▸ SUPPLIED RECORDS:
□ □ □
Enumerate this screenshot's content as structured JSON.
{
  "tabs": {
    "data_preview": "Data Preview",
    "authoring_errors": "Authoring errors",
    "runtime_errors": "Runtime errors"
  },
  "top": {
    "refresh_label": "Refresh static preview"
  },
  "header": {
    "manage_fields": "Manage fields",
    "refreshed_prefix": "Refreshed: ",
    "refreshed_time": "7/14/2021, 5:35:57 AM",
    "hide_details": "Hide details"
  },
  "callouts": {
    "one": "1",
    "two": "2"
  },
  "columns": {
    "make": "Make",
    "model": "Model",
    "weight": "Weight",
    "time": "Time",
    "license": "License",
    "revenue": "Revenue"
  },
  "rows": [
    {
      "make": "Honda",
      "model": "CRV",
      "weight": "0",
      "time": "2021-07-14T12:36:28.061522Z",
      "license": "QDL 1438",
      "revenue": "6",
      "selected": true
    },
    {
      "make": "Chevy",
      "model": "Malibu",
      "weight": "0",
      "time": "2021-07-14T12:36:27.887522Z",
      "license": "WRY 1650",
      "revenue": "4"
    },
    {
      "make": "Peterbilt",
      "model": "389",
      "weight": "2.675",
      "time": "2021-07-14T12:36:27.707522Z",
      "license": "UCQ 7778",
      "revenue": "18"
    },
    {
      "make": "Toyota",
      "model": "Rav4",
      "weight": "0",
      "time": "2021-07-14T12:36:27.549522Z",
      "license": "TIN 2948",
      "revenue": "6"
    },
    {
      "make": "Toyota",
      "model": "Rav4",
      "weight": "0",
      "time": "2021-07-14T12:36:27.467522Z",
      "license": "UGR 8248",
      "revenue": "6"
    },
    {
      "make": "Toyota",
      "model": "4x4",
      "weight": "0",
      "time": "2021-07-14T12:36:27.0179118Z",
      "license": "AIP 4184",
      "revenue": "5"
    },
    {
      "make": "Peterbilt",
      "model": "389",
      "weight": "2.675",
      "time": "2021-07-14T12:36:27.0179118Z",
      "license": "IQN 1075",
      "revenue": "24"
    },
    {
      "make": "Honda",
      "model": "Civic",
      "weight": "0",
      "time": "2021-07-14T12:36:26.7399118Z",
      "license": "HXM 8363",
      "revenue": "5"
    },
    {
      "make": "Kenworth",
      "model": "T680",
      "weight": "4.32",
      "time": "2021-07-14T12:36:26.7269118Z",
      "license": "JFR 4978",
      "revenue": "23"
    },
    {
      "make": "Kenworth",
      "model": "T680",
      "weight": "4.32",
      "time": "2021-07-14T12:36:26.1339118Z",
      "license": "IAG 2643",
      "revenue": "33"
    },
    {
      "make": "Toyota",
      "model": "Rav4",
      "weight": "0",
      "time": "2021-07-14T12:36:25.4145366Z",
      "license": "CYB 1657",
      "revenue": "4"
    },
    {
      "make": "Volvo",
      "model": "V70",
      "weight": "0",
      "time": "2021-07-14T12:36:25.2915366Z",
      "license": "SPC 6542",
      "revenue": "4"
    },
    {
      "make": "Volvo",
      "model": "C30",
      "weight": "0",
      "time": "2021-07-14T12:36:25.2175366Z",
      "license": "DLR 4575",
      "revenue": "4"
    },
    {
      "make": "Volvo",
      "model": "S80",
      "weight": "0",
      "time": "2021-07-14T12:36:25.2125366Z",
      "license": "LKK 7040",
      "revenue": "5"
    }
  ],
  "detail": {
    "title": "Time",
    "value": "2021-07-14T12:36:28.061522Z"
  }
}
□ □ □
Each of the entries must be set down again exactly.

Enumerate this screenshot's content as structured JSON.
{
  "tabs": {
    "data_preview": "Data Preview",
    "authoring_errors": "Authoring errors",
    "runtime_errors": "Runtime errors"
  },
  "top": {
    "refresh_label": "Refresh static preview"
  },
  "header": {
    "manage_fields": "Manage fields",
    "refreshed_prefix": "Refreshed: ",
    "refreshed_time": "7/14/2021, 5:35:57 AM",
    "hide_details": "Hide details"
  },
  "callouts": {
    "one": "1",
    "two": "2"
  },
  "columns": {
    "make": "Make",
    "model": "Model",
    "weight": "Weight",
    "time": "Time",
    "license": "License",
    "revenue": "Revenue"
  },
  "rows": [
    {
      "make": "Honda",
      "model": "CRV",
      "weight": "0",
      "time": "2021-07-14T12:36:28.061522Z",
      "license": "QDL 1438",
      "revenue": "6",
      "selected": true
    },
    {
      "make": "Chevy",
      "model": "Malibu",
      "weight": "0",
      "time": "2021-07-14T12:36:27.887522Z",
      "license": "WRY 1650",
      "revenue": "4"
    },
    {
      "make": "Peterbilt",
      "model": "389",
      "weight": "2.675",
      "time": "2021-07-14T12:36:27.707522Z",
      "license": "UCQ 7778",
      "revenue": "18"
    },
    {
      "make": "Toyota",
      "model": "Rav4",
      "weight": "0",
      "time": "2021-07-14T12:36:27.549522Z",
      "license": "TIN 2948",
      "revenue": "6"
    },
    {
      "make": "Toyota",
      "model": "Rav4",
      "weight": "0",
      "time": "2021-07-14T12:36:27.467522Z",
      "license": "UGR 8248",
      "revenue": "6"
    },
    {
      "make": "Toyota",
      "model": "4x4",
      "weight": "0",
      "time": "2021-07-14T12:36:27.0179118Z",
      "license": "AIP 4184",
      "revenue": "5"
    },
    {
      "make": "Peterbilt",
      "model": "389",
      "weight": "2.675",
      "time": "2021-07-14T12:36:27.0179118Z",
      "license": "IQN 1075",
      "revenue": "24"
    },
    {
      "make": "Honda",
      "model": "Civic",
      "weight": "0",
      "time": "2021-07-14T12:36:26.7399118Z",
      "license": "HXM 8363",
      "revenue": "5"
    },
    {
      "make": "Kenworth",
      "model": "T680",
      "weight": "4.32",
      "time": "2021-07-14T12:36:26.7269118Z",
      "license": "JFR 4978",
      "revenue": "23"
    },
    {
      "make": "Kenworth",
      "model": "T680",
      "weight": "4.32",
      "time": "2021-07-14T12:36:26.1339118Z",
      "license": "IAG 2643",
      "revenue": "33"
    },
    {
      "make": "Toyota",
      "model": "Rav4",
      "weight": "0",
      "time": "2021-07-14T12:36:25.4145366Z",
      "license": "CYB 1657",
      "revenue": "4"
    },
    {
      "make": "Volvo",
      "model": "V70",
      "weight": "0",
      "time": "2021-07-14T12:36:25.2915366Z",
      "license": "SPC 6542",
      "revenue": "4"
    },
    {
      "make": "Volvo",
      "model": "C30",
      "weight": "0",
      "time": "2021-07-14T12:36:25.2175366Z",
      "license": "DLR 4575",
      "revenue": "4"
    },
    {
      "make": "Volvo",
      "model": "S80",
      "weight": "0",
      "time": "2021-07-14T12:36:25.2125366Z",
      "license": "LKK 7040",
      "revenue": "5"
    }
  ],
  "detail": {
    "title": "Time",
    "value": "2021-07-14T12:36:28.061522Z"
  }
}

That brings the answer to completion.